Tracking Jacob, Christian Sønderby Jepsen confronts our idea of what's "normal," asking the ultimate question: Does someone like Jacob have the right to live? We follow Jacob as the play comes together, from the gathering of empirical evidence from doctors, scientists and philosophers to the performance at Denmark's National Theatre, and bear witness to the sometimes painful experiences Jacob has along the way.
"Jacob is constantly banging his head against the wall as he encounters the world," Sønderby Jepsen says. "In a split second he's judged and pigeonholed. But the more you get to know him, the more his physical disability falls away and a genuine, intelligent young man with fighting spirit and humour emerges. I want to show the audience this transformation."
Jacob Nossell, a journalist and comedian, is known for his leading role in Mads Brügger's Sundance winner The Red Chapel, a documentary satire about the world’s worst dictatorship in North Korea. Sønderby Jepsen has garnered attention for films such as The Will and Blood Ties.
Produced by Moving Documentary, release 7 October.
"Motley's Law" Framegrab
Nicole N. Horanyi tracks the audacious American attorney Kimberley Motley and her work in the Afghan justice system.
A former Miss Wisconsin, Kimberley Motley, 38, is the only foreign, and the only female, lawyer licensed to litigate in Afghan courts. But after five years in Afghanistan, threats and the general conditions are making it increasingly difficult for her to go on. Motley made great sacrifices to get where she is. Her three children, aged five, eight and sixteen, live in North Carolina and she sees them only two-three months a year.
Initially, Motley's decision to become a defence attorney in Afghanistan was financially motivated. But gradually the underdeveloped Afghan justice system, the absence of women's rights and the ubiquitous corruption stoked her desire to fight for justice in the country. But time is running out. No one knows what’s in store for the Afghans once the last international forces are pulled out.
"Kimberley is an incredibly multi-faceted person.This complex image of a woman was what attracted me. How do you live your life in two such different worlds – between a warzone and family life?" director Nicole N. Horanyi says.

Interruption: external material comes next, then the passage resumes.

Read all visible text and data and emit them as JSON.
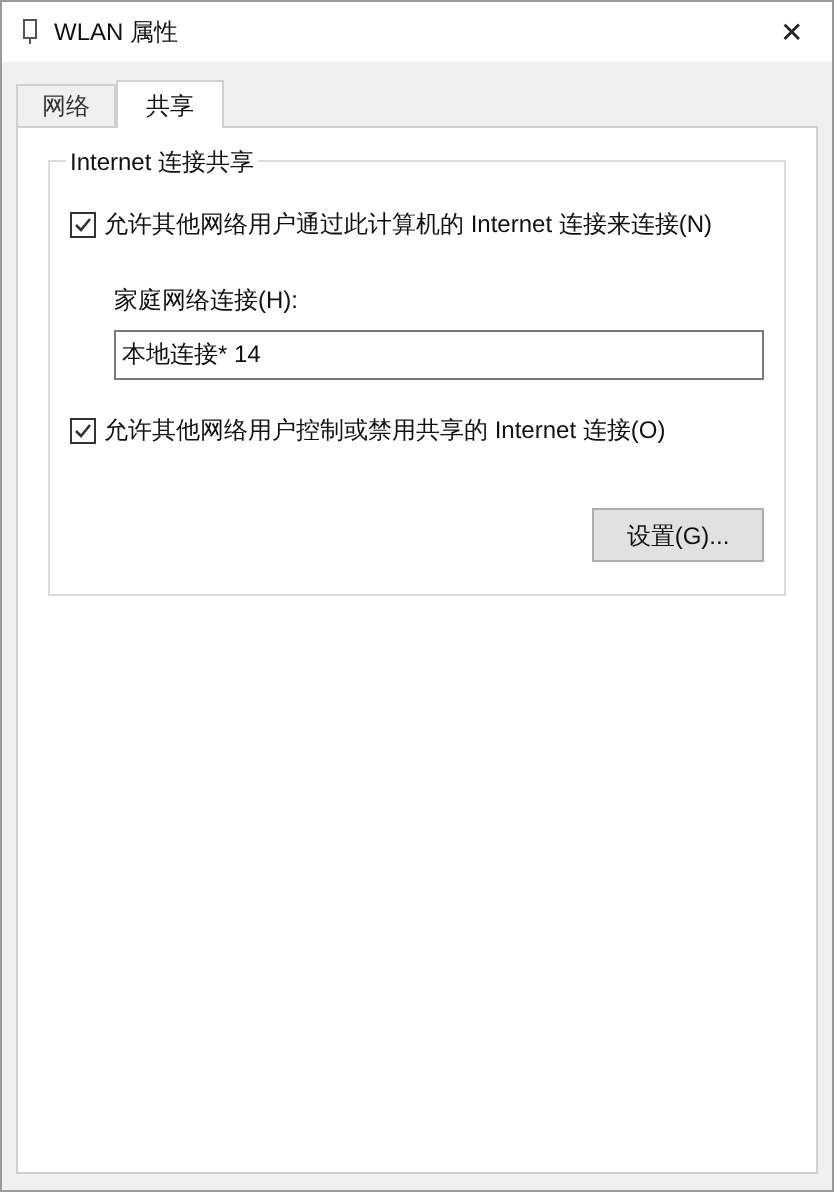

With Motley as her guide, Horanyi was gradually introduced to the Afghan court system, a maze of Kafkaesque proportions. "I was consumed by understanding this complex scenario of three different legal systems existing side by side – that is, the formal judicial system, local laws and Sharia law. I was deeply impressed by how Kimberley navigated all three systems and how she handled this completely male-dominated milieu. That takes equal parts respect and audacity, and she was master of it."

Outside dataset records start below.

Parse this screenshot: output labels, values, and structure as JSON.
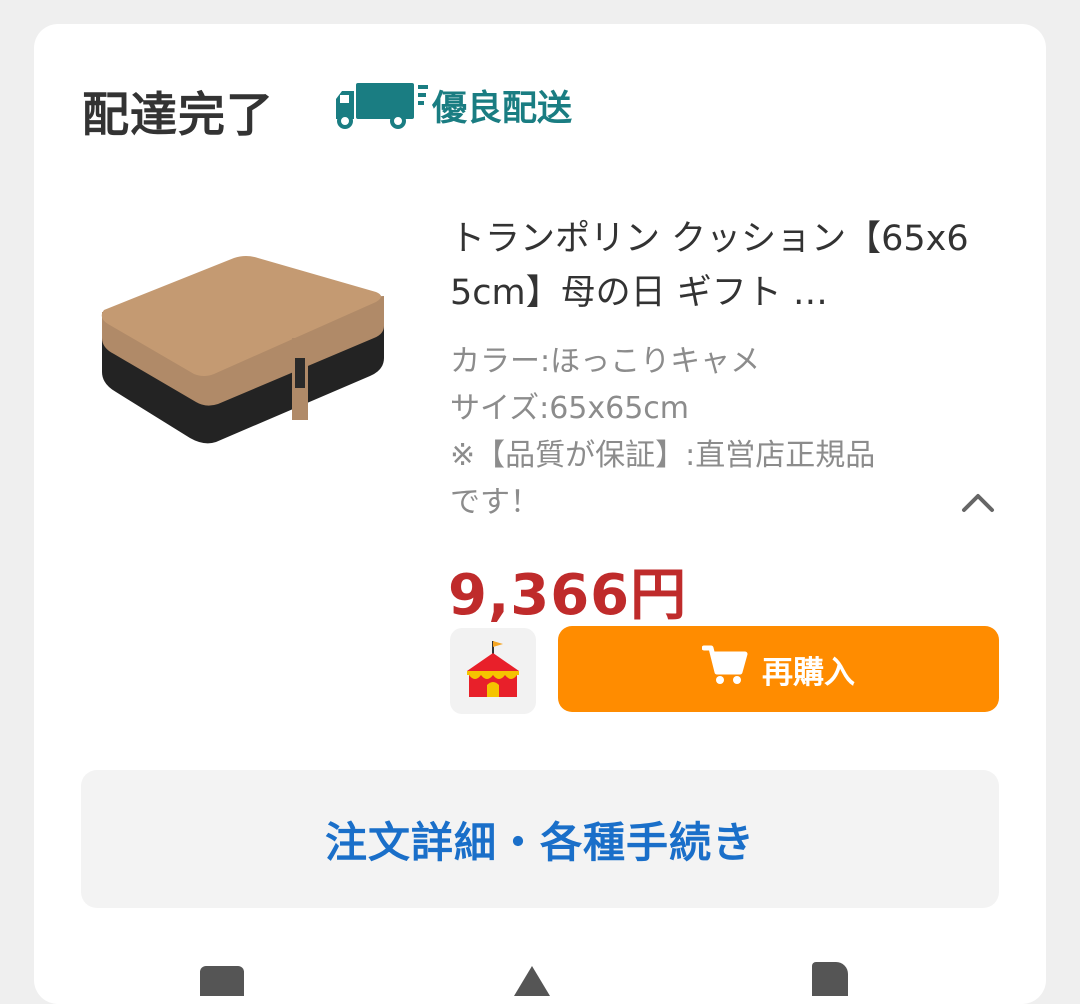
{
  "order": {
    "status": "配達完了",
    "shipping_badge": "優良配送"
  },
  "product": {
    "title": "トランポリン クッション【65x65cm】母の日 ギフト …",
    "options": [
      "カラー:ほっこりキャメ",
      "サイズ:65x65cm",
      "※【品質が保証】:直営店正規品",
      "です！"
    ],
    "price": "9,366円"
  },
  "actions": {
    "rebuy_label": "再購入",
    "details_label": "注文詳細・各種手続き"
  },
  "icons": {
    "shipping": "delivery-truck-icon",
    "collapse": "chevron-up-icon",
    "store": "circus-tent-icon",
    "cart": "shopping-cart-icon"
  },
  "colors": {
    "shipping_badge": "#1a7d82",
    "price": "#bf2b2b",
    "rebuy_button": "#ff8c00",
    "details_link": "#1a6fc9"
  }
}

Horanyi has directed The Devilles and Au Pair, which screened at a number of international festivals.
Produced by Made in Copenhagen, set for an autumn release.